• WORK ORDER: Return all lines of the listing below that carry the word "true".

• SOURCE INFORMATION:
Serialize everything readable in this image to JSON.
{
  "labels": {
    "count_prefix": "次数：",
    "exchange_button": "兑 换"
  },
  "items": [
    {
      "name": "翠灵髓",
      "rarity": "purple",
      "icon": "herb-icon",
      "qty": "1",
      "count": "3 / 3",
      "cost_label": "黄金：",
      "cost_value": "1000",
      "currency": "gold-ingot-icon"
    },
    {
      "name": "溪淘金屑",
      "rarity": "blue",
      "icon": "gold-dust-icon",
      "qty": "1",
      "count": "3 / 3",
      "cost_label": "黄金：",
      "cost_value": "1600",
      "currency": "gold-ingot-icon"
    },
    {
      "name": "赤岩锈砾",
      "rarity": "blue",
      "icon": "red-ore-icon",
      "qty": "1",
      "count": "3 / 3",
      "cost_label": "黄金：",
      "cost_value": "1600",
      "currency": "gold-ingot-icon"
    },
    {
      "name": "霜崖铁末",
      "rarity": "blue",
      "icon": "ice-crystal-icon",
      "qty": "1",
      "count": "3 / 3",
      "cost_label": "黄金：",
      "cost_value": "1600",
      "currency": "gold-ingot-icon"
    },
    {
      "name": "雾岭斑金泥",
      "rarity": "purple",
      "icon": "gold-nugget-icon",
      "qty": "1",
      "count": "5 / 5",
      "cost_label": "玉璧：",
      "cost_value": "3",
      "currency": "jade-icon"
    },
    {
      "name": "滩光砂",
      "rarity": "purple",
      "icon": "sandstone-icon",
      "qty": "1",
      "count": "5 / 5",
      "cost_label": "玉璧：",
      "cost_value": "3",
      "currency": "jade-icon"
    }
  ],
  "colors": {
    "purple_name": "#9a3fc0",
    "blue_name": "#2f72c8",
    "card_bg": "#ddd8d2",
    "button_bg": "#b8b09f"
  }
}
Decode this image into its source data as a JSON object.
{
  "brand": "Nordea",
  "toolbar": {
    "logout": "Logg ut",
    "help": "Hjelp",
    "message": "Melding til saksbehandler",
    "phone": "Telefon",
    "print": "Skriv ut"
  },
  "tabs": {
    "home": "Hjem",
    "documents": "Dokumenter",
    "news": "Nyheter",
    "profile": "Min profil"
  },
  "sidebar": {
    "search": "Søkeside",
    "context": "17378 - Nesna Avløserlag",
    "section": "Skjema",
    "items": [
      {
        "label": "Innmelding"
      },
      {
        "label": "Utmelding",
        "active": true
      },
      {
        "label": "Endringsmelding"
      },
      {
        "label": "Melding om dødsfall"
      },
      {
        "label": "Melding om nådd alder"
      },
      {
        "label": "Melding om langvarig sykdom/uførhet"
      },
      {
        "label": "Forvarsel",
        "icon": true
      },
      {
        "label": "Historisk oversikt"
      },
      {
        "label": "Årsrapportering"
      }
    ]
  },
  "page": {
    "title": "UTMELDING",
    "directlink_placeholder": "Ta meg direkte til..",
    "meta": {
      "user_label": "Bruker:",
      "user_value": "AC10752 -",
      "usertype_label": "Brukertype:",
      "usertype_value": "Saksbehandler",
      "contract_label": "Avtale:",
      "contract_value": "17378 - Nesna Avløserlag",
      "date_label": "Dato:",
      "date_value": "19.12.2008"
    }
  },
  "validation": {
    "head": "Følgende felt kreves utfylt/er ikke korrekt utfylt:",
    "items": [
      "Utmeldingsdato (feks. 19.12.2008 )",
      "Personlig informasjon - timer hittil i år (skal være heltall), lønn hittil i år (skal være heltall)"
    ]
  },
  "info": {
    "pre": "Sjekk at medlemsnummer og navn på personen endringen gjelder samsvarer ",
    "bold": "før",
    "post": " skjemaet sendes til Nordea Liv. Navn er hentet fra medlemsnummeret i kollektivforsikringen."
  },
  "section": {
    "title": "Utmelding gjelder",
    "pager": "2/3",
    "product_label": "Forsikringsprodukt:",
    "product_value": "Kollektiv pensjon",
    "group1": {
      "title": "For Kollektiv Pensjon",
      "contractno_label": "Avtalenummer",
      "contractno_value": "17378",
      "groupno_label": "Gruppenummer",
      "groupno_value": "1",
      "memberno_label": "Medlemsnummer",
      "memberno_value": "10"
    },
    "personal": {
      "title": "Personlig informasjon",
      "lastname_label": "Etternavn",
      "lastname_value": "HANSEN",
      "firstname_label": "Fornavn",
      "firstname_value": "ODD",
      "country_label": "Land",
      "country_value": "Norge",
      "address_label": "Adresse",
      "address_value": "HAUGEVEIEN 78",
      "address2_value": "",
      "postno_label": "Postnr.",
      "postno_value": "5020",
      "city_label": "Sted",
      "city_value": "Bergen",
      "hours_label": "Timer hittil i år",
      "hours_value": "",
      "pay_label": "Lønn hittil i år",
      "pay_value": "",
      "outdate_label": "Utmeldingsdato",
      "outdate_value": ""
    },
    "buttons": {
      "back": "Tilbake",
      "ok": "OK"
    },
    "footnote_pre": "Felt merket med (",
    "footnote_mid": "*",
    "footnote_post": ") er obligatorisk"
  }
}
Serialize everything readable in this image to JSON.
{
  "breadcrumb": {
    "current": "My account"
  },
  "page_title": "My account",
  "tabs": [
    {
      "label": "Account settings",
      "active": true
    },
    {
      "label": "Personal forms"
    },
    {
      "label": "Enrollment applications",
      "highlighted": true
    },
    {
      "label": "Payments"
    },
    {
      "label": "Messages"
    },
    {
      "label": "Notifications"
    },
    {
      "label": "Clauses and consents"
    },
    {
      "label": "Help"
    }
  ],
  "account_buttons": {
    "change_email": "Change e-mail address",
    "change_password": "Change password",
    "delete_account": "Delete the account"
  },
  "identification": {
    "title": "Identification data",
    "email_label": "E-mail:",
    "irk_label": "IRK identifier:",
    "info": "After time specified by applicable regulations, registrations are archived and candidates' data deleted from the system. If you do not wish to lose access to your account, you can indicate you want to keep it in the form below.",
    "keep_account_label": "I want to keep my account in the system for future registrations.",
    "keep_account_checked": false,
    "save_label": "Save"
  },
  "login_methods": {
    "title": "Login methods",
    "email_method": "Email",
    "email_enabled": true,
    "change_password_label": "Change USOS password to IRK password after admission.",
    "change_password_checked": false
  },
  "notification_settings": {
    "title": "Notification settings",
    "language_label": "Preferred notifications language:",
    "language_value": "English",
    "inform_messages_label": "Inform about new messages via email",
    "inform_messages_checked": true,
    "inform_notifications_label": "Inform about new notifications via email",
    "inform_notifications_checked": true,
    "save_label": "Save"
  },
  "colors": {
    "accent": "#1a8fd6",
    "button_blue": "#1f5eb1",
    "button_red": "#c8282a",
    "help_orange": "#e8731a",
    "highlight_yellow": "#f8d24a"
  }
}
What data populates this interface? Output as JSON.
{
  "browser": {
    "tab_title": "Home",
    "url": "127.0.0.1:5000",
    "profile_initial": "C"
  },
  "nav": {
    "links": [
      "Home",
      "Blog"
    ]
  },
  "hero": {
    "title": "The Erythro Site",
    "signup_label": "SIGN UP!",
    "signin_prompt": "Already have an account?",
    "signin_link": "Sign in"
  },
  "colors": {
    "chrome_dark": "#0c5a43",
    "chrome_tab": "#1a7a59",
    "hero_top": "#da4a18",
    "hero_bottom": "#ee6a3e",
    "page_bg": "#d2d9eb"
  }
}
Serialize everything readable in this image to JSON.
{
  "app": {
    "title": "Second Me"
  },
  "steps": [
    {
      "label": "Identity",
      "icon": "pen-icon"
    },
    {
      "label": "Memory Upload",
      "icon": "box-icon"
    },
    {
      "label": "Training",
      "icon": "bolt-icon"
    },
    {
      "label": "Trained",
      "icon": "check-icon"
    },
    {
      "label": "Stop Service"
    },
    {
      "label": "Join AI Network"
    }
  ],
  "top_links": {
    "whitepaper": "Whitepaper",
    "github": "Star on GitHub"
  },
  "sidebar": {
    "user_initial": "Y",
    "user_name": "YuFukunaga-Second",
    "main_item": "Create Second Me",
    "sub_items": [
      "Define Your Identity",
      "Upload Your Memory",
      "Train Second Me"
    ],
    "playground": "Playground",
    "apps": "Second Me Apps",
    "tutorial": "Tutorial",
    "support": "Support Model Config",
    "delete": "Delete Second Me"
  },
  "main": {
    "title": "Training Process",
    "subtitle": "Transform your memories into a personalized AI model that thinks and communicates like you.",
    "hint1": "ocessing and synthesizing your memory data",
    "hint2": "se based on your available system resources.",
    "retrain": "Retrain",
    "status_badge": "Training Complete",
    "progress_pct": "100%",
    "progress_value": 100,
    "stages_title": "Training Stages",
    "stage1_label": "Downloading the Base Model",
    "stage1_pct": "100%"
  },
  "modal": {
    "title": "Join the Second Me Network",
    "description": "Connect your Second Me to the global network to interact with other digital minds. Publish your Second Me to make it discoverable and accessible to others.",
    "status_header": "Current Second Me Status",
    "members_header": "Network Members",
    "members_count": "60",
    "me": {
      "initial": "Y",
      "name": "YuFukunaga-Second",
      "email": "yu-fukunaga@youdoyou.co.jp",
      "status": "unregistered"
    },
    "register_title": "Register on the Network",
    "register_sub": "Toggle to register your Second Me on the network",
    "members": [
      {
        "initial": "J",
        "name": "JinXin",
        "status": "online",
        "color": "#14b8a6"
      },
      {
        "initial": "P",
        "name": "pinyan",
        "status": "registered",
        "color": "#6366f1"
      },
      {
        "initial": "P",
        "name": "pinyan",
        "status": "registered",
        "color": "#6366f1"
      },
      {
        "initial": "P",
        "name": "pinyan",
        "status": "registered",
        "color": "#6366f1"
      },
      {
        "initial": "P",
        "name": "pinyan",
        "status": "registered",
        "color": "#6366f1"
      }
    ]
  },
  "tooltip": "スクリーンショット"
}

• RESPONSE TO THE TASK:
        "active": true
        "icon": true
      "active": true
      "highlighted": true
    "email_enabled": true,
    "inform_messages_checked": true,
    "inform_notifications_checked": true,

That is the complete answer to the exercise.